DATA EXTRACT:
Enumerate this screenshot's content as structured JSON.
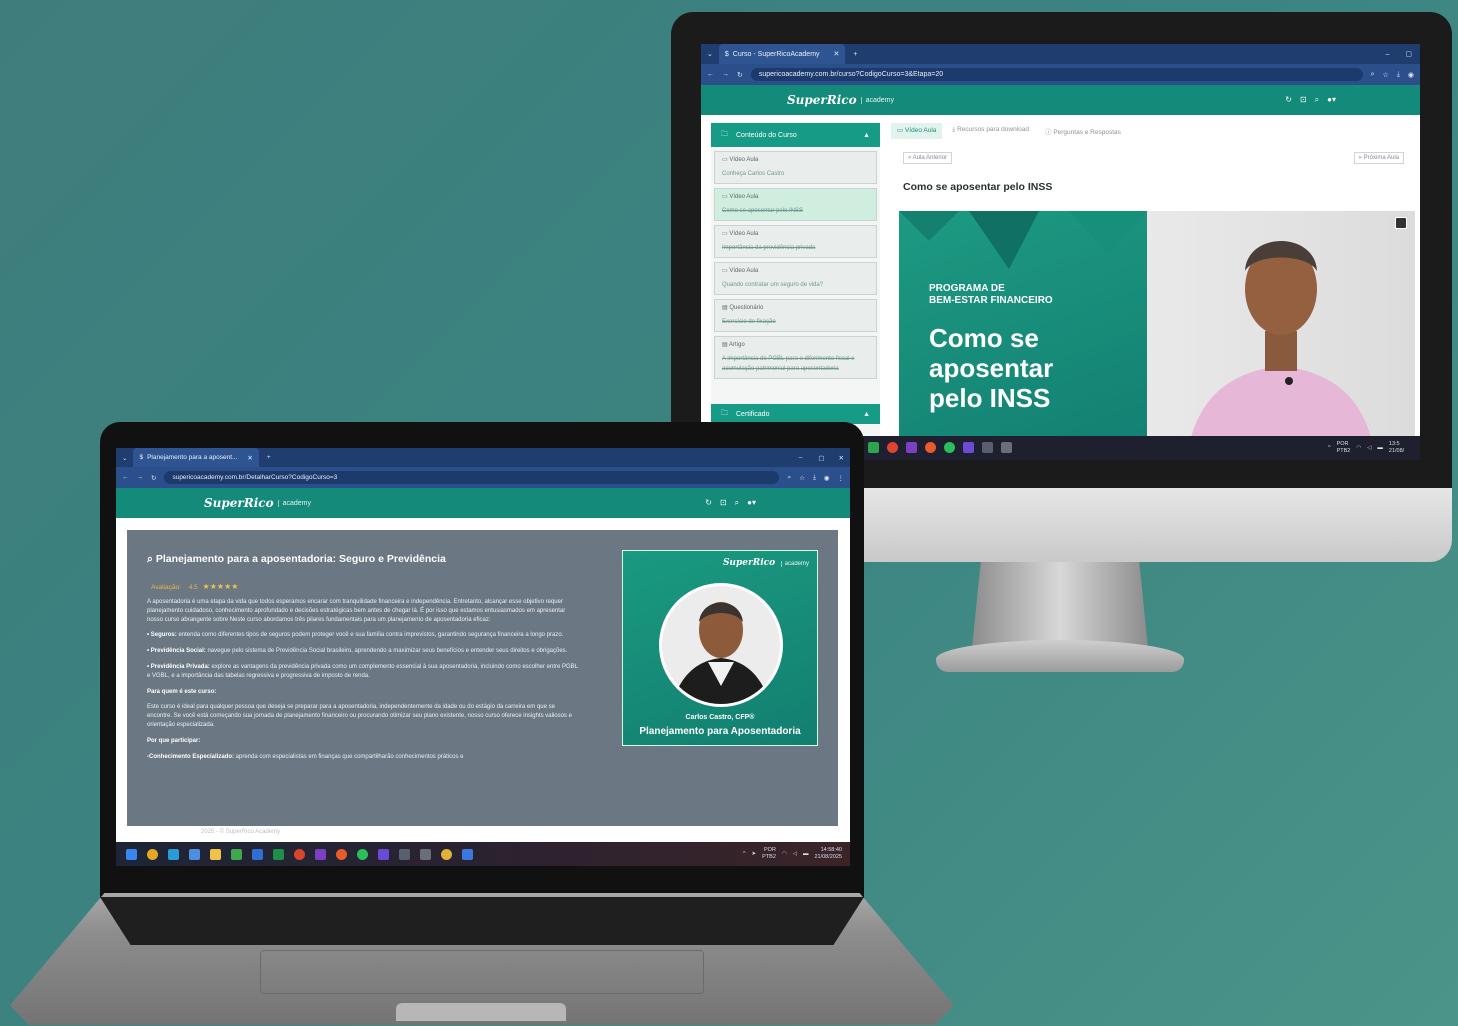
{
  "monitor": {
    "browser": {
      "tab_title": "Curso - SuperRicoAcademy",
      "url": "supericoacademy.com.br/curso?CodigoCurso=3&Etapa=20"
    },
    "app": {
      "logo": "SuperRico",
      "logo_sub": "academy"
    },
    "sidebar": {
      "header": "Conteúdo do Curso",
      "items": [
        {
          "kind": "Vídeo Aula",
          "title": "Conheça Carlos Castro"
        },
        {
          "kind": "Vídeo Aula",
          "title": "Como se aposentar pelo INSS"
        },
        {
          "kind": "Vídeo Aula",
          "title": "Importância da previdência privada"
        },
        {
          "kind": "Vídeo Aula",
          "title": "Quando contratar um seguro de vida?"
        },
        {
          "kind": "Questionário",
          "title": "Exercício de fixação"
        },
        {
          "kind": "Artigo",
          "title": "A importância do PGBL para o diferimento fiscal e acumulação patrimonial para aposentadoria"
        }
      ],
      "certificate": "Certificado"
    },
    "content_tabs": [
      "Vídeo Aula",
      "Recursos para download",
      "Perguntas e Respostas"
    ],
    "prev_label": "« Aula Anterior",
    "next_label": "» Próxima Aula",
    "lesson_title": "Como se aposentar pelo INSS",
    "video": {
      "program_line1": "PROGRAMA DE",
      "program_line2": "BEM-ESTAR FINANCEIRO",
      "headline_1": "Como se",
      "headline_2": "aposentar",
      "headline_3": "pelo INSS"
    },
    "tray": {
      "lang": "POR",
      "kb": "PTB2",
      "time": "13:5",
      "date": "21/08/"
    }
  },
  "laptop": {
    "browser": {
      "tab_title": "Planejamento para a aposent...",
      "url": "supericoacademy.com.br/DetalharCurso?CodigoCurso=3"
    },
    "app": {
      "logo": "SuperRico",
      "logo_sub": "academy"
    },
    "course": {
      "title": "Planejamento para a aposentadoria: Seguro e Previdência",
      "rating_label": "Avaliação:",
      "rating_value": "4.5",
      "stars": "★★★★★",
      "intro": "A aposentadoria é uma etapa da vida que todos esperamos encarar com tranquilidade financeira e independência. Entretanto, alcançar esse objetivo requer planejamento cuidadoso, conhecimento aprofundado e decisões estratégicas bem antes de chegar lá. É por isso que estamos entusiasmados em apresentar nosso curso abrangente sobre Neste curso abordamos três pilares fundamentais para um planejamento de aposentadoria eficaz:",
      "b1_label": "• Seguros:",
      "b1_text": " entenda como diferentes tipos de seguros podem proteger você e sua família contra imprevistos, garantindo segurança financeira a longo prazo.",
      "b2_label": "• Previdência Social:",
      "b2_text": " navegue pelo sistema de Previdência Social brasileiro, aprendendo a maximizar seus benefícios e entender seus direitos e obrigações.",
      "b3_label": "• Previdência Privada:",
      "b3_text": " explore as vantagens da previdência privada como um complemento essencial à sua aposentadoria, incluindo como escolher entre PGBL e VGBL, e a importância das tabelas regressiva e progressiva de imposto de renda.",
      "audience_heading": "Para quem é este curso:",
      "audience_text": "Este curso é ideal para qualquer pessoa que deseja se preparar para a aposentadoria, independentemente da idade ou do estágio da carreira em que se encontre. Se você está começando sua jornada de planejamento financeiro ou procurando otimizar seu plano existente, nosso curso oferece insights valiosos e orientação especializada.",
      "why_heading": "Por que participar:",
      "why_label": "-Conhecimento Especializado:",
      "why_text": " aprenda com especialistas em finanças que compartilharão conhecimentos práticos e"
    },
    "card": {
      "logo": "SuperRico",
      "logo_sub": "academy",
      "name": "Carlos Castro, CFP®",
      "title": "Planejamento para Aposentadoria"
    },
    "footer": "2025 - © SuperRico Academy",
    "tray": {
      "lang": "POR",
      "kb": "PTB2",
      "time": "14:58:40",
      "date": "21/08/2025"
    }
  }
}
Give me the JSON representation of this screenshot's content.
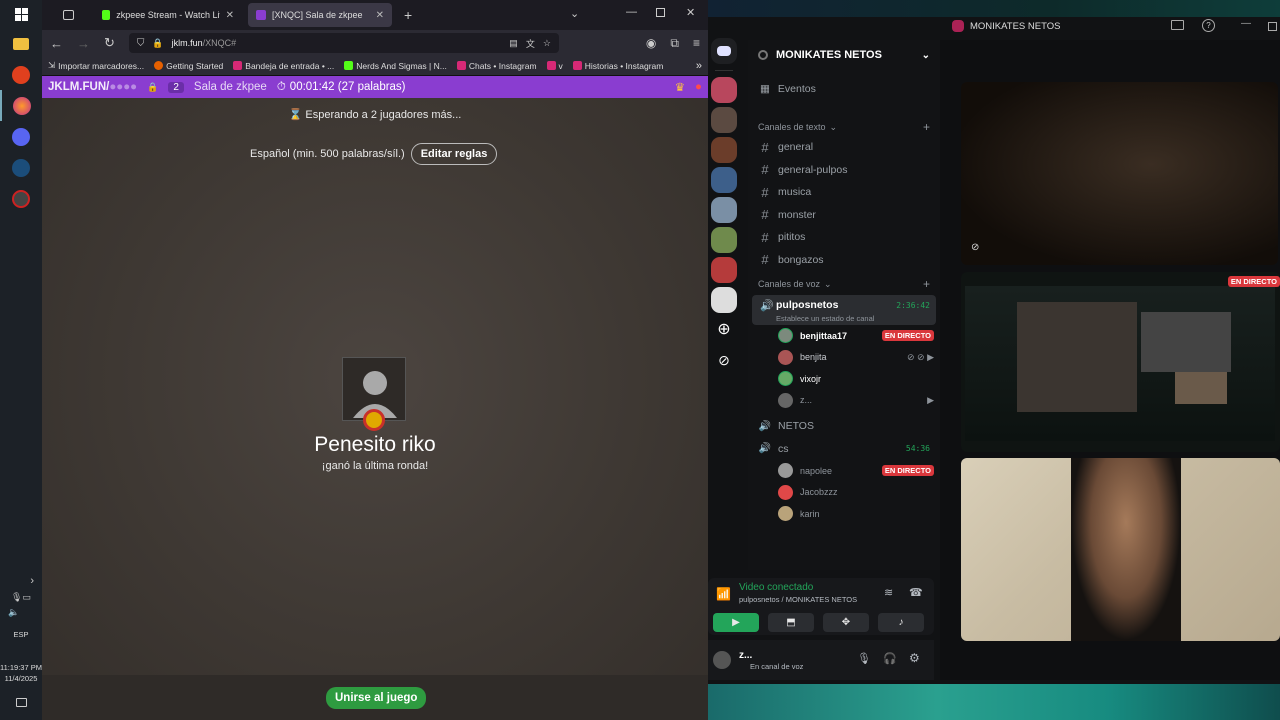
{
  "taskbar": {
    "clock_time": "11:19:37 PM",
    "clock_date": "11/4/2025",
    "language": "ESP"
  },
  "browser": {
    "tabs": [
      {
        "label": "zkpeee Stream - Watch Live on"
      },
      {
        "label": "[XNQC] Sala de zkpee"
      }
    ],
    "url_domain": "jklm.fun",
    "url_path": "/XNQC#",
    "bookmarks": [
      {
        "label": "Importar marcadores..."
      },
      {
        "label": "Getting Started"
      },
      {
        "label": "Bandeja de entrada • ..."
      },
      {
        "label": "Nerds And Sigmas | N..."
      },
      {
        "label": "Chats • Instagram"
      },
      {
        "label": "v"
      },
      {
        "label": "Historias • Instagram"
      }
    ]
  },
  "game": {
    "logo": "JKLM.FUN/",
    "player_count": "2",
    "room_name": "Sala de zkpee",
    "timer": "00:01:42 (27 palabras)",
    "waiting": "Esperando a 2 jugadores más...",
    "rules": "Español (min. 500 palabras/síl.)",
    "edit_rules": "Editar reglas",
    "winner_name": "Penesito riko",
    "winner_subtitle": "¡ganó la última ronda!",
    "join_button": "Unirse al juego"
  },
  "discord": {
    "window_title": "MONIKATES NETOS",
    "server_name": "MONIKATES NETOS",
    "events": "Eventos",
    "text_category": "Canales de texto",
    "text_channels": [
      "general",
      "general-pulpos",
      "musica",
      "monster",
      "pititos",
      "bongazos"
    ],
    "voice_category": "Canales de voz",
    "voice_channel": {
      "name": "pulposnetos",
      "time": "2:36:42",
      "status": "Establece un estado de canal"
    },
    "voice_users": [
      {
        "name": "benjittaa17",
        "badge": "EN DIRECTO"
      },
      {
        "name": "benjita"
      },
      {
        "name": "vixojr"
      },
      {
        "name": "z..."
      }
    ],
    "channel_netos": "NETOS",
    "channel_cs": {
      "name": "cs",
      "time": "54:36"
    },
    "cs_users": [
      {
        "name": "napolee",
        "badge": "EN DIRECTO"
      },
      {
        "name": "Jacobzzz"
      },
      {
        "name": "karin"
      }
    ],
    "rtc_status": "Video conectado",
    "rtc_location": "pulposnetos / MONIKATES NETOS",
    "user_name": "z...",
    "user_status": "En canal de voz",
    "stream_badge": "EN DIRECTO"
  },
  "colors": {
    "game_bar": "#8a3dd0",
    "join_green": "#2e9b40",
    "live_red": "#da373c",
    "discord_green": "#23a55a"
  }
}
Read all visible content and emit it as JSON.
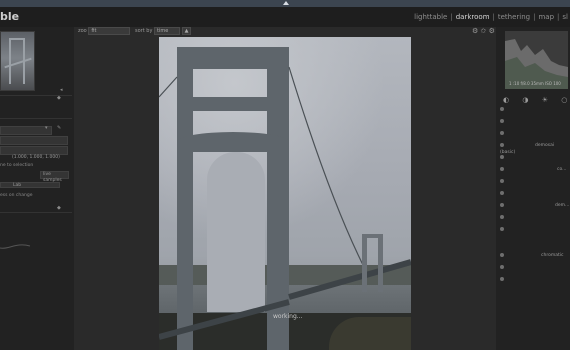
{
  "app": {
    "logo_text": "ble"
  },
  "views": [
    {
      "label": "lighttable",
      "current": false
    },
    {
      "label": "darkroom",
      "current": true
    },
    {
      "label": "tethering",
      "current": false
    },
    {
      "label": "map",
      "current": false
    },
    {
      "label": "sl",
      "current": false
    }
  ],
  "toolbar": {
    "zoom_label": "zoo",
    "zoom_value": "fit",
    "sort_label": "sort by",
    "sort_value": "time",
    "sort_dir": "▲",
    "icons": [
      "gear-icon",
      "star-icon",
      "filter-icon"
    ]
  },
  "left_panel": {
    "expander": "◂",
    "picker_values": "(1.000, 1.000, 1.000)",
    "to_selection": "ne to selection",
    "live_samples": "live samples",
    "sample_mode": "Lab",
    "compress_text": "ess on change",
    "rows": [
      "",
      "",
      "",
      ""
    ]
  },
  "photo": {
    "status": "working..."
  },
  "right_panel": {
    "histogram_caption": "1 :10 f/8.0 35mm ISO 100",
    "modules": [
      {
        "label": ""
      },
      {
        "label": ""
      },
      {
        "label": ""
      },
      {
        "label": "demosai (basic)"
      },
      {
        "label": ""
      },
      {
        "label": "co..."
      },
      {
        "label": ""
      },
      {
        "label": ""
      },
      {
        "label": "dem..."
      },
      {
        "label": ""
      },
      {
        "label": ""
      },
      {
        "label": "chromatic"
      },
      {
        "label": ""
      },
      {
        "label": ""
      }
    ],
    "tab_icons": [
      "circle-icon",
      "contrast-icon",
      "sun-icon",
      "circle-outline-icon",
      "gear-icon"
    ]
  }
}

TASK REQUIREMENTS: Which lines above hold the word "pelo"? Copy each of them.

ANSWER FOR THE TASK:
          "title": "Como se aposentar pelo INSS"
    "lesson_title": "Como se aposentar pelo INSS",
      "headline_3": "pelo INSS"
      "b2_text": " navegue pelo sistema de Previdência Social brasileiro, aprendendo a maximizar seus benefícios e entender seus direitos e obrigações.",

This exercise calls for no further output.